Gold Panda – Mountain / Financial District
Festivals aren’t all moshing, moob flashing and other such youthful frivolities: you’ll often find that the more relaxed generation is also catered for, with many festivals offering adequate baby changing facilities, a well-run lost-and-found office and a nice lady in a caravan selling green tea, hemp ponchos and henna tattoos.
When the vowel-forsaking likes of SBTRKT prove too much for your care-worn lugholes this summer, lay out your Marksies picnic rug in front of Gold Panda (known to his mum as Derwin Schlecker). His hot-off-the-trouser-press meditative instrumentals – see Exhibits A and B below – are just what the otolaryngologist ordered.
When Saints Go Machine – Bitter Sweet Symphony
We’re not fans of the tongue-in-cheek covers culture perpetuated by the Radio 1 Live Lounge.
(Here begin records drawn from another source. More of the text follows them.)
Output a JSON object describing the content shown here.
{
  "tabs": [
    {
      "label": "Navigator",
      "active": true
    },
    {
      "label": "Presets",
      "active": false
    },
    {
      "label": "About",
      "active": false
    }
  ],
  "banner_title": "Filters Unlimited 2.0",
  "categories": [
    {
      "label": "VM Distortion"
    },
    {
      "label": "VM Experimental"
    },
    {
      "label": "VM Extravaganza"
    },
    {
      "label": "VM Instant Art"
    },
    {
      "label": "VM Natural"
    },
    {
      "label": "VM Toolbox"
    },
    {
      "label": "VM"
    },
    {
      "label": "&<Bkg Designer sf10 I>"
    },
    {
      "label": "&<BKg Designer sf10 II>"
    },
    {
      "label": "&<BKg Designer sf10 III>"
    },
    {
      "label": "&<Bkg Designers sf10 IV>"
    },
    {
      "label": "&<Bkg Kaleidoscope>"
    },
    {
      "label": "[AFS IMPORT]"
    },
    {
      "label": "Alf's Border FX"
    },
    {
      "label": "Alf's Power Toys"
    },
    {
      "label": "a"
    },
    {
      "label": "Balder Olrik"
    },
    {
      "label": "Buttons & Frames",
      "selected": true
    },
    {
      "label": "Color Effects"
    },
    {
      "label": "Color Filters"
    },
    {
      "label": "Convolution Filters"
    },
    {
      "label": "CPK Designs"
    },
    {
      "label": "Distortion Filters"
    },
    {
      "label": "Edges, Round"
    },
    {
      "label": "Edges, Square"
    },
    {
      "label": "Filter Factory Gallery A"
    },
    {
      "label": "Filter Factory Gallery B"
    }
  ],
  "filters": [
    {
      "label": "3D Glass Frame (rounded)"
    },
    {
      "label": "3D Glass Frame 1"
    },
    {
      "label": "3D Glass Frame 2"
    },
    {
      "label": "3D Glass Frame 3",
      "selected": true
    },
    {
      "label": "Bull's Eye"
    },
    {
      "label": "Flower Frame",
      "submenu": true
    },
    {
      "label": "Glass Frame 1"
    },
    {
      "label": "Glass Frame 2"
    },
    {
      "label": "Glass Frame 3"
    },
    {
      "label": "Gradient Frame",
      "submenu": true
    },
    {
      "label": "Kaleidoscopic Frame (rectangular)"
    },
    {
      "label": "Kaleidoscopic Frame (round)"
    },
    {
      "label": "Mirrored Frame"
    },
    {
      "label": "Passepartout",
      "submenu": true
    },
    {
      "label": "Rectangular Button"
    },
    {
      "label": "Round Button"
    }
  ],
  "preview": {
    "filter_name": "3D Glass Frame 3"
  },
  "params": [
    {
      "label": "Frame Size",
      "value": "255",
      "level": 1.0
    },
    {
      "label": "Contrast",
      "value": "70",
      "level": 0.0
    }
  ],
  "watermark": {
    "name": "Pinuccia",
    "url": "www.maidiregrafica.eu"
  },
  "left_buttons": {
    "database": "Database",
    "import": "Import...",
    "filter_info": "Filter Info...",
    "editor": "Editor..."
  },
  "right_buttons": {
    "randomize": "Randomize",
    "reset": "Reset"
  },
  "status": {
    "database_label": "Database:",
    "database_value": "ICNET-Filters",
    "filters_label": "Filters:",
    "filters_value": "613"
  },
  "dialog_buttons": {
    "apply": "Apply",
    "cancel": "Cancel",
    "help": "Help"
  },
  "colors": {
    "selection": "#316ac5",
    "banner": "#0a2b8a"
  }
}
We don’t want to hear The Enemy indulge in a hilarious cover of Carly Rae Jepsen‘s Call Me Maybe; we’d rather take a fistful of powerful hallucinogenics and confront our deepest and darkest fears. At a Nickelback gig.
There remain, however, cover versions that veer so sharply from the trodden path that you need an annotated map to find your way, and, had this retelling of Bitter Sweet Symphony not been helpfully labelled “The Verve cover”, we’d still be none-the-wiser. Nevertheless, the Copenhageners/Copenhagenites/Copenhagenons have hit the nail of the head, balancing adroitly between weird and listenable.
Field Day takes place in Victoria Park, London on 2 June 2012. For a complete line-up and ticket sales, see fielddayfestivals.com.